> _WHAT THIS TASK INVOLVES_
Copy all lines in the data that contain the string "true".

*** TASK INPUTS ***

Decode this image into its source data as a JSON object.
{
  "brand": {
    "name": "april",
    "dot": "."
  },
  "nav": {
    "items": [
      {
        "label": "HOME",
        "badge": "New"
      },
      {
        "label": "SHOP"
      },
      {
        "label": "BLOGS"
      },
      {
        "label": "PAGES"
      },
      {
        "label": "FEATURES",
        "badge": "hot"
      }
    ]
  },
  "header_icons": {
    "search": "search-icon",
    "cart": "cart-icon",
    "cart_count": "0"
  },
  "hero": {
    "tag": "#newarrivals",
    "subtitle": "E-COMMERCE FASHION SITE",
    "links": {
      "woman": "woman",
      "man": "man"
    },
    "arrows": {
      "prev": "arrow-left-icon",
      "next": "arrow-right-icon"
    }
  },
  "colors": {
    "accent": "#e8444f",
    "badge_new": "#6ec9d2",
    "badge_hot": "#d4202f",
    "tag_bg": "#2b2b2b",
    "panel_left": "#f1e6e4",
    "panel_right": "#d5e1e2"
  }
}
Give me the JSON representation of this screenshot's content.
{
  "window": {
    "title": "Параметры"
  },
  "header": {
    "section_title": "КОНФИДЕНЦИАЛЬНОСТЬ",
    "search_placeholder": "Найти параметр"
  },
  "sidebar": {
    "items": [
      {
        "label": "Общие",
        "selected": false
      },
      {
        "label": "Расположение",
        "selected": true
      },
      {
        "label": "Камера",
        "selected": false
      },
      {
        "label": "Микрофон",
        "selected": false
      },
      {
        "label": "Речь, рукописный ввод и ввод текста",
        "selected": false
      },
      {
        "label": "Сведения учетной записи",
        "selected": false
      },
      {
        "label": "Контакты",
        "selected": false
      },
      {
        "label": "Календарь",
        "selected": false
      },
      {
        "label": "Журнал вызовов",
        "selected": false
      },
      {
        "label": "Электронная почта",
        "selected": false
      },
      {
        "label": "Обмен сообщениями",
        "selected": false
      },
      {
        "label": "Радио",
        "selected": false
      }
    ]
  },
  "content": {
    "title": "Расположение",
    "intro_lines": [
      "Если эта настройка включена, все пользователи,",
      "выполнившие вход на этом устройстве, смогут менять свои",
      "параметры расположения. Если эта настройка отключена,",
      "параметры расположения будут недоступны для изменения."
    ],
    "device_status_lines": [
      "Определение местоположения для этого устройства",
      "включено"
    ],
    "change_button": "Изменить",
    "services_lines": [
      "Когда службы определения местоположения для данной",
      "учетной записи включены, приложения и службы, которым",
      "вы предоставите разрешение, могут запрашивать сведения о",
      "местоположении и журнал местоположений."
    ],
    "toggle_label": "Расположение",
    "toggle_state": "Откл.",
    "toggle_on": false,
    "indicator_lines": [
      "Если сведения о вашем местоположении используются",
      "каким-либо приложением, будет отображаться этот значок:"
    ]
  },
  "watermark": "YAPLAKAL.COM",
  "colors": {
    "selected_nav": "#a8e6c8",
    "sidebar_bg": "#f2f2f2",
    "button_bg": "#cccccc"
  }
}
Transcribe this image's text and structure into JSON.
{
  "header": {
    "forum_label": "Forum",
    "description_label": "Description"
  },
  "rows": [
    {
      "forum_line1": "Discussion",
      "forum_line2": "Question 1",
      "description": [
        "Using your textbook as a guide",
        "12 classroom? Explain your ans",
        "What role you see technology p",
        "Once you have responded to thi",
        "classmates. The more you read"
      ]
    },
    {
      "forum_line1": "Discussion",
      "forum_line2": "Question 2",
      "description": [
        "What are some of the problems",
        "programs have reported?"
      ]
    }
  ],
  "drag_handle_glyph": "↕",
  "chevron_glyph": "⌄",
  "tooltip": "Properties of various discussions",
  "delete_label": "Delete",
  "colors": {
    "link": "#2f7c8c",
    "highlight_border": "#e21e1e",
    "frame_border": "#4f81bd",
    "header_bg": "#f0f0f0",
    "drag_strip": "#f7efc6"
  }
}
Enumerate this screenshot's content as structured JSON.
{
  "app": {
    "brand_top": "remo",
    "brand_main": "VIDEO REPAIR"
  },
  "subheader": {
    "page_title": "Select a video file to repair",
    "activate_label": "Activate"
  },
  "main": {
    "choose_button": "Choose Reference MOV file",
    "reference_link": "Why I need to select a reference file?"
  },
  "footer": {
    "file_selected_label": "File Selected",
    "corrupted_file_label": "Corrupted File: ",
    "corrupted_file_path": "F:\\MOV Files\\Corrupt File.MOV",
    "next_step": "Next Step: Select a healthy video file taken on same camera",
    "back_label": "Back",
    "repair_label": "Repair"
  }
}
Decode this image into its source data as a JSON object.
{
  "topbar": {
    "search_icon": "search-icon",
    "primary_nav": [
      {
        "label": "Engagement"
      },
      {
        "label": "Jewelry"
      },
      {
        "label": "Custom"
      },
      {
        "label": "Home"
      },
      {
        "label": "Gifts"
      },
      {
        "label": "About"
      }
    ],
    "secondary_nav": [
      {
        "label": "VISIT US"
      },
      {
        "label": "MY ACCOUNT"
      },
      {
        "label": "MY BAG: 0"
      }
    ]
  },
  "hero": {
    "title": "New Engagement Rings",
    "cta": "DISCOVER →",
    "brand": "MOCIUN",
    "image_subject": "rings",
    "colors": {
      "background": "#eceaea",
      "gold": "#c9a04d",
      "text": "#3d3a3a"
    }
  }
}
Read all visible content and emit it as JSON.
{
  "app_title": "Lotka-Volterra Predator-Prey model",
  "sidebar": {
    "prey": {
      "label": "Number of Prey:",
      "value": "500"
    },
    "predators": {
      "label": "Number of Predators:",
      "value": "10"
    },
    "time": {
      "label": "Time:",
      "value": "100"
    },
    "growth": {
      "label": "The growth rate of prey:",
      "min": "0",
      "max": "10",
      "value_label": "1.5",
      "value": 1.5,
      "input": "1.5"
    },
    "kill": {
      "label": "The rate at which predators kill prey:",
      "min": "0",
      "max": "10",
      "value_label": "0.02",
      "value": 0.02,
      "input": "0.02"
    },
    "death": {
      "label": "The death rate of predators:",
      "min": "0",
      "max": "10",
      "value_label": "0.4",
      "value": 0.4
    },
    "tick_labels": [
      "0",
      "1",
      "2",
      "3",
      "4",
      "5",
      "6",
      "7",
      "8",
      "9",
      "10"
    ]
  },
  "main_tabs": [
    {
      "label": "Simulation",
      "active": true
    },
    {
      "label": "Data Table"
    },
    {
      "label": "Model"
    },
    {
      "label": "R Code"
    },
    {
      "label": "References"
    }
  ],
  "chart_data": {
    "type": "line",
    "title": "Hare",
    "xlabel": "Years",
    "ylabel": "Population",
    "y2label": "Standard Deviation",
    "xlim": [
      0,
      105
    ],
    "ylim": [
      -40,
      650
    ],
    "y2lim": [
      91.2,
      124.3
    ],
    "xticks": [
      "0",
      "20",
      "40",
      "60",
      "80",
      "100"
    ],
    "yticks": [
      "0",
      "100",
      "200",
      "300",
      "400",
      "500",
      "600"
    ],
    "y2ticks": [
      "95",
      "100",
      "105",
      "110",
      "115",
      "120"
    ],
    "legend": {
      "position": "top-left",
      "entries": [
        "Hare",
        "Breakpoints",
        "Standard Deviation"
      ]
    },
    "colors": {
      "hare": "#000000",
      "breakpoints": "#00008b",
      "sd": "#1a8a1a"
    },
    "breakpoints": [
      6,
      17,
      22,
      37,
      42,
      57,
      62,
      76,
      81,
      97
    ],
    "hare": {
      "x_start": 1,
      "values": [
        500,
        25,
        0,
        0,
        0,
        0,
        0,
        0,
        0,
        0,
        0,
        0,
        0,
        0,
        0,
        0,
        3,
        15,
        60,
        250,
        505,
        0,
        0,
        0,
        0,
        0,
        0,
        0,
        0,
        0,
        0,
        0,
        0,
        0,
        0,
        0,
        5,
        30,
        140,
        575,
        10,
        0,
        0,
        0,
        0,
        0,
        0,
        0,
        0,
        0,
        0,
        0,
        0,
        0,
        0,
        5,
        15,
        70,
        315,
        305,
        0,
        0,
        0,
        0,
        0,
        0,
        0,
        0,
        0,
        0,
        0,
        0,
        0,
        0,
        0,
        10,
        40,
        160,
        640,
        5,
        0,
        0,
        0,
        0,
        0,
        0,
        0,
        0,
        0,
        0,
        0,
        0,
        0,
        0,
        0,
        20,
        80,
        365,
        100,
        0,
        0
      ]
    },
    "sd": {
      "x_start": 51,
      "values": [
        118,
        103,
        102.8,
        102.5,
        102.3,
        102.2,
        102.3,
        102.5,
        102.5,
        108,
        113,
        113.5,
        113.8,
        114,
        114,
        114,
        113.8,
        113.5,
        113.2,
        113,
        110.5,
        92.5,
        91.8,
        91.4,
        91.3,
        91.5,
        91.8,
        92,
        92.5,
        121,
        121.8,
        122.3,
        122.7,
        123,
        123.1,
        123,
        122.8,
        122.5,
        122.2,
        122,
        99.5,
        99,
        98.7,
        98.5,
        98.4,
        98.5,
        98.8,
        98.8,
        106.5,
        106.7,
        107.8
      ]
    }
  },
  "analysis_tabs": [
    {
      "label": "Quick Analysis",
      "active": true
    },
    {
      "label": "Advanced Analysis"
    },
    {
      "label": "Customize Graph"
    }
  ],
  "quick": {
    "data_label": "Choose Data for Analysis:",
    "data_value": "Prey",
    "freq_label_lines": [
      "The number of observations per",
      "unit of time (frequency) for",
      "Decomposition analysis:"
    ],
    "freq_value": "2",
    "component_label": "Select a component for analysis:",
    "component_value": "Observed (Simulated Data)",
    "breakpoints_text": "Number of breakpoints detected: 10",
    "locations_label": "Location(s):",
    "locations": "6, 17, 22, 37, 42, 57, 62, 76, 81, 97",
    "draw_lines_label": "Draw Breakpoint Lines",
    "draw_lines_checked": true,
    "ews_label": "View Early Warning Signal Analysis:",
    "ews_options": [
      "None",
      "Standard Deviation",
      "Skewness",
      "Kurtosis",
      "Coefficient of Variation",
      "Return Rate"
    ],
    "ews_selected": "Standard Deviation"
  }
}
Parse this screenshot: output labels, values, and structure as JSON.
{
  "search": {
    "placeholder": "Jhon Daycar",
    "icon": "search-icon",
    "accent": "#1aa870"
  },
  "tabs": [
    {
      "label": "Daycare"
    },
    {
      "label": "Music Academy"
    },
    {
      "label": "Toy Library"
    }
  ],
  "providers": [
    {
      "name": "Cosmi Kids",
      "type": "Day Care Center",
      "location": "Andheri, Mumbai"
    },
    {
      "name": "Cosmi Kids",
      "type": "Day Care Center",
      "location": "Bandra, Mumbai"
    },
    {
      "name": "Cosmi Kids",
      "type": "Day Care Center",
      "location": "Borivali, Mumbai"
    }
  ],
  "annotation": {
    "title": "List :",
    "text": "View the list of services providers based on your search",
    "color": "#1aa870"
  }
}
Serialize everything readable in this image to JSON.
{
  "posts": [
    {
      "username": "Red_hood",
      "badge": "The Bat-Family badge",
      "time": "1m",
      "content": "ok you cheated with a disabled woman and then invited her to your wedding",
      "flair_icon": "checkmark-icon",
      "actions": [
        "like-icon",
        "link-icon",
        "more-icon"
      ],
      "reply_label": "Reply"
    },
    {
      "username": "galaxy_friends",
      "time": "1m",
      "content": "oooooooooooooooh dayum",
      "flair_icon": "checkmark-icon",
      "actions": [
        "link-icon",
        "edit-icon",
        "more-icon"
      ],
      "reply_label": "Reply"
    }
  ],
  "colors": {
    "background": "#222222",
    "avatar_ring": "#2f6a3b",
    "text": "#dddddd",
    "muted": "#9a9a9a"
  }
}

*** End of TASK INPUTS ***

> _RESULT OF THE EXERCISE_
        "selected": true
      "active": true
      "active": true
    "draw_lines_checked": true,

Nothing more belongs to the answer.